[The task]: Write the records out again in full, word for word.

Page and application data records

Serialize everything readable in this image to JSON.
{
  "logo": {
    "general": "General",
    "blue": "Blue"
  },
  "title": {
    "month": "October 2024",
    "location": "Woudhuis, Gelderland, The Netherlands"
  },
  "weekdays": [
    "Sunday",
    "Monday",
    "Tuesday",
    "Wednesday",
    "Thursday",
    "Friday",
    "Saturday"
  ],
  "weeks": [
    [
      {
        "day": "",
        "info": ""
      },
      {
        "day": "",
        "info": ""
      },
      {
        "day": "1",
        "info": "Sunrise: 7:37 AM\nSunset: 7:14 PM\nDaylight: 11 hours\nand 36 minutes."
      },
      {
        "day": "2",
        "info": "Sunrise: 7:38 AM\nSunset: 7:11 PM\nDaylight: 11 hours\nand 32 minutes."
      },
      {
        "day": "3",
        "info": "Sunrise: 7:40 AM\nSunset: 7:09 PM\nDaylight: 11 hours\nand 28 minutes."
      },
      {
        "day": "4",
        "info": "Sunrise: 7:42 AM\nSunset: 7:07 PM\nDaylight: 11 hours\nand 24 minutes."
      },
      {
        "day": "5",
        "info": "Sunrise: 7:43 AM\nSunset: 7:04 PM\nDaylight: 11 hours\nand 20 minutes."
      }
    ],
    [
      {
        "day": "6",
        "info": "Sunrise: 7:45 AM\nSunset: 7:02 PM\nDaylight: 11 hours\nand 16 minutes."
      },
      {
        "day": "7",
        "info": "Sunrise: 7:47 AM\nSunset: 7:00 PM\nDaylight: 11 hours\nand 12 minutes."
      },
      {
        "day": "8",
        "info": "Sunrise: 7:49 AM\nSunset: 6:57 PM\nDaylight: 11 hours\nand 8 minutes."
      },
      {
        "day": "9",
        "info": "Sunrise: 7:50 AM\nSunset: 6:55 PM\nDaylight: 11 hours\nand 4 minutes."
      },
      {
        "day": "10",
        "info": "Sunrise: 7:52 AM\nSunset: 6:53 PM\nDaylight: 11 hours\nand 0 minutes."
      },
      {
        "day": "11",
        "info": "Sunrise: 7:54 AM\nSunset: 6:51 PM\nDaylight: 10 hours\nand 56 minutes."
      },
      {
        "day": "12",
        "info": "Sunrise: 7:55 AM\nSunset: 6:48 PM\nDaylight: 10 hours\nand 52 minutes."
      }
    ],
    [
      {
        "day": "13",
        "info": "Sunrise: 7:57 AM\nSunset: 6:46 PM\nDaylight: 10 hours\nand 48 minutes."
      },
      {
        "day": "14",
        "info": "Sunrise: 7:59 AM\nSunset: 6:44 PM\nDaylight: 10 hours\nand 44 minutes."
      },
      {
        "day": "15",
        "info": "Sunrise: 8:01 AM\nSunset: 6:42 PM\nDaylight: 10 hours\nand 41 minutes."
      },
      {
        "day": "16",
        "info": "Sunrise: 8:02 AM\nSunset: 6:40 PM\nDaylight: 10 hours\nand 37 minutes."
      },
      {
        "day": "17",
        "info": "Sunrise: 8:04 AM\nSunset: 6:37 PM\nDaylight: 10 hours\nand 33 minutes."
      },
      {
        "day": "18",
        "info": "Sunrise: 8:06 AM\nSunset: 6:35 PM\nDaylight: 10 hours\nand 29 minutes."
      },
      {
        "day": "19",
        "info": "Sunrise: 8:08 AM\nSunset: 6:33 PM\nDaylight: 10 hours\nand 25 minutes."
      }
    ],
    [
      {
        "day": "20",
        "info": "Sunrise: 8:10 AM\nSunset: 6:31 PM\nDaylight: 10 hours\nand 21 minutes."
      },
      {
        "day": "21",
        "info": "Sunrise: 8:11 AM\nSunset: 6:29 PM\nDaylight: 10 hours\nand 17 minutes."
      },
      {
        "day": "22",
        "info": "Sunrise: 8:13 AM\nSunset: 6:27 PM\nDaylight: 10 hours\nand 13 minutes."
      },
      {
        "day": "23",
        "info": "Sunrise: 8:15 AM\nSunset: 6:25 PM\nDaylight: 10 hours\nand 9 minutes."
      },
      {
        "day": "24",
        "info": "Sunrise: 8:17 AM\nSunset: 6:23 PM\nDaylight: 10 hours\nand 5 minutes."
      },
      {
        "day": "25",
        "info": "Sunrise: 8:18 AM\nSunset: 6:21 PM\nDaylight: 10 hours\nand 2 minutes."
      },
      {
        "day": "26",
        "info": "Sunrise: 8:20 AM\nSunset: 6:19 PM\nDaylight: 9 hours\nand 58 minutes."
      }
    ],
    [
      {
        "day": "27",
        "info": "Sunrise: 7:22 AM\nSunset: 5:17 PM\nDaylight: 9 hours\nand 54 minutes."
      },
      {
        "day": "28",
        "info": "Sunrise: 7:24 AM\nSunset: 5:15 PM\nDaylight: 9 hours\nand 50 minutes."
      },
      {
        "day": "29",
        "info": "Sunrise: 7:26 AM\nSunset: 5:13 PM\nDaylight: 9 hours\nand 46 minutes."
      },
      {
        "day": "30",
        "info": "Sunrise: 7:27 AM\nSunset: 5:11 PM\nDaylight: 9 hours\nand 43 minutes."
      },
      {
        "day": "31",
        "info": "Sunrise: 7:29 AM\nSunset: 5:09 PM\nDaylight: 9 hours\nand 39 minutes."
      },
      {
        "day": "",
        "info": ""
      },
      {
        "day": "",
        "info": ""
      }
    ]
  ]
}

[Exercise solution]:
Serialize everything readable in this image to JSON.
{
  "logo": {
    "general": "General",
    "blue": "Blue"
  },
  "title": {
    "month": "October 2024",
    "location": "Woudhuis, Gelderland, The Netherlands"
  },
  "weekdays": [
    "Sunday",
    "Monday",
    "Tuesday",
    "Wednesday",
    "Thursday",
    "Friday",
    "Saturday"
  ],
  "weeks": [
    [
      {
        "day": "",
        "info": ""
      },
      {
        "day": "",
        "info": ""
      },
      {
        "day": "1",
        "info": "Sunrise: 7:37 AM\nSunset: 7:14 PM\nDaylight: 11 hours\nand 36 minutes."
      },
      {
        "day": "2",
        "info": "Sunrise: 7:38 AM\nSunset: 7:11 PM\nDaylight: 11 hours\nand 32 minutes."
      },
      {
        "day": "3",
        "info": "Sunrise: 7:40 AM\nSunset: 7:09 PM\nDaylight: 11 hours\nand 28 minutes."
      },
      {
        "day": "4",
        "info": "Sunrise: 7:42 AM\nSunset: 7:07 PM\nDaylight: 11 hours\nand 24 minutes."
      },
      {
        "day": "5",
        "info": "Sunrise: 7:43 AM\nSunset: 7:04 PM\nDaylight: 11 hours\nand 20 minutes."
      }
    ],
    [
      {
        "day": "6",
        "info": "Sunrise: 7:45 AM\nSunset: 7:02 PM\nDaylight: 11 hours\nand 16 minutes."
      },
      {
        "day": "7",
        "info": "Sunrise: 7:47 AM\nSunset: 7:00 PM\nDaylight: 11 hours\nand 12 minutes."
      },
      {
        "day": "8",
        "info": "Sunrise: 7:49 AM\nSunset: 6:57 PM\nDaylight: 11 hours\nand 8 minutes."
      },
      {
        "day": "9",
        "info": "Sunrise: 7:50 AM\nSunset: 6:55 PM\nDaylight: 11 hours\nand 4 minutes."
      },
      {
        "day": "10",
        "info": "Sunrise: 7:52 AM\nSunset: 6:53 PM\nDaylight: 11 hours\nand 0 minutes."
      },
      {
        "day": "11",
        "info": "Sunrise: 7:54 AM\nSunset: 6:51 PM\nDaylight: 10 hours\nand 56 minutes."
      },
      {
        "day": "12",
        "info": "Sunrise: 7:55 AM\nSunset: 6:48 PM\nDaylight: 10 hours\nand 52 minutes."
      }
    ],
    [
      {
        "day": "13",
        "info": "Sunrise: 7:57 AM\nSunset: 6:46 PM\nDaylight: 10 hours\nand 48 minutes."
      },
      {
        "day": "14",
        "info": "Sunrise: 7:59 AM\nSunset: 6:44 PM\nDaylight: 10 hours\nand 44 minutes."
      },
      {
        "day": "15",
        "info": "Sunrise: 8:01 AM\nSunset: 6:42 PM\nDaylight: 10 hours\nand 41 minutes."
      },
      {
        "day": "16",
        "info": "Sunrise: 8:02 AM\nSunset: 6:40 PM\nDaylight: 10 hours\nand 37 minutes."
      },
      {
        "day": "17",
        "info": "Sunrise: 8:04 AM\nSunset: 6:37 PM\nDaylight: 10 hours\nand 33 minutes."
      },
      {
        "day": "18",
        "info": "Sunrise: 8:06 AM\nSunset: 6:35 PM\nDaylight: 10 hours\nand 29 minutes."
      },
      {
        "day": "19",
        "info": "Sunrise: 8:08 AM\nSunset: 6:33 PM\nDaylight: 10 hours\nand 25 minutes."
      }
    ],
    [
      {
        "day": "20",
        "info": "Sunrise: 8:10 AM\nSunset: 6:31 PM\nDaylight: 10 hours\nand 21 minutes."
      },
      {
        "day": "21",
        "info": "Sunrise: 8:11 AM\nSunset: 6:29 PM\nDaylight: 10 hours\nand 17 minutes."
      },
      {
        "day": "22",
        "info": "Sunrise: 8:13 AM\nSunset: 6:27 PM\nDaylight: 10 hours\nand 13 minutes."
      },
      {
        "day": "23",
        "info": "Sunrise: 8:15 AM\nSunset: 6:25 PM\nDaylight: 10 hours\nand 9 minutes."
      },
      {
        "day": "24",
        "info": "Sunrise: 8:17 AM\nSunset: 6:23 PM\nDaylight: 10 hours\nand 5 minutes."
      },
      {
        "day": "25",
        "info": "Sunrise: 8:18 AM\nSunset: 6:21 PM\nDaylight: 10 hours\nand 2 minutes."
      },
      {
        "day": "26",
        "info": "Sunrise: 8:20 AM\nSunset: 6:19 PM\nDaylight: 9 hours\nand 58 minutes."
      }
    ],
    [
      {
        "day": "27",
        "info": "Sunrise: 7:22 AM\nSunset: 5:17 PM\nDaylight: 9 hours\nand 54 minutes."
      },
      {
        "day": "28",
        "info": "Sunrise: 7:24 AM\nSunset: 5:15 PM\nDaylight: 9 hours\nand 50 minutes."
      },
      {
        "day": "29",
        "info": "Sunrise: 7:26 AM\nSunset: 5:13 PM\nDaylight: 9 hours\nand 46 minutes."
      },
      {
        "day": "30",
        "info": "Sunrise: 7:27 AM\nSunset: 5:11 PM\nDaylight: 9 hours\nand 43 minutes."
      },
      {
        "day": "31",
        "info": "Sunrise: 7:29 AM\nSunset: 5:09 PM\nDaylight: 9 hours\nand 39 minutes."
      },
      {
        "day": "",
        "info": ""
      },
      {
        "day": "",
        "info": ""
      }
    ]
  ]
}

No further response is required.